Tatum: I can’t say it any better than that. We all came in with the intention of going on this ride with Bennett. He would say, “jump,” and we’d say, “How high? Or how low?” and we just stayed in it.

Q: Mr. Carell, how has your career changed since you took on this role?

Carell: You get to work with somebody like Bennett and you work with actors like Channing and Mark, and it’s a different experience. The change for me is that I want to do more of this. It was challenging and exciting and exhilarating and I felt like it meant something. In terms of so much of the response that the film is getting, it’s very rewarding that it’s resonating with people. I never know if I’ll ever do anything on this level again but I would aspire to because it’s been a great feeling.

Tatum: They’re all different muscles. Comedy doesn’t come easy to me. I’ve only done two movies that were comedies and I had to work at them. They’re just as scary in a way. I hate labeling movies as “comedies,” “love stories,” “dark dramas.” They’re all just different muscles. I’ve only played one other person that was real before. The stakes are very high. I have to live with Mark Schultz in the world and hope I did some amount of justice for him. Hopefully, some of the things are more tangible and they’re not just in some high-stakes, make-believe game that movies are. I enjoy going deeper than I’ve ever gone into a character before. I can’t say that I want to do this forever. I think I’ll just find the people I want to do them with and then go do them.
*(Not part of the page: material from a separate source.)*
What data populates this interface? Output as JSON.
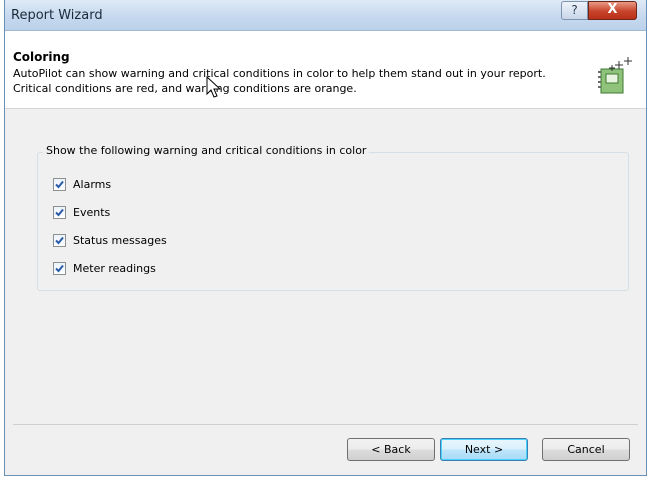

Q: Is this a performance you knew you had in you?

Carell: (deadpan) Oh yeah, I’m very dark inside. I didn’t question it. It’s not a part I campaigned for. Had I only read the script, I don’t think I would have gotten in touch with Bennett to say, “I need to throw my hat into the ring.” At the same time, when Bennett called me in and we discussed it, I trusted him. The fact that he thought I was capable of doing it allowed me to believe the same.

Q: What kind of personal satisfaction or fulfillment do you get in playing a real person?

Tatum: It’s the journey you get to go on with the people you’re doing it with is part of it. You are playing someone else but ultimately they’re versions of the person, because you have to go do them. I can’t do everything that Mark Schultz is in a 90-minute movie. It doesn’t work like that. I’m really telling Bennett’s story. I tried to be as honest as I could be on the walk and kept digging every day. I don’t think we every had a day where we left and felt, “Oh we crushed that scene.” You just don’t. In a movie like this, we said, “All right, I think we got the scene.” It is precious and you keep digging. The satisfaction came when it was over and I knew that I left it all out there. I gave all the colors I could possibly give so Bennett could paint his picture.

Q: Has Mark Schultz seen the movie?

Tatum: He has, a few times.

Q: Have you spoken with him since you wrapped?

Tatum: Yeah, I email him on a monthly basis. For someone like him, it’s probably a double-edged sword to watch your life put on screen. Some things you’re so gratified for and other things you wish were in there. It’s complicated.[/private]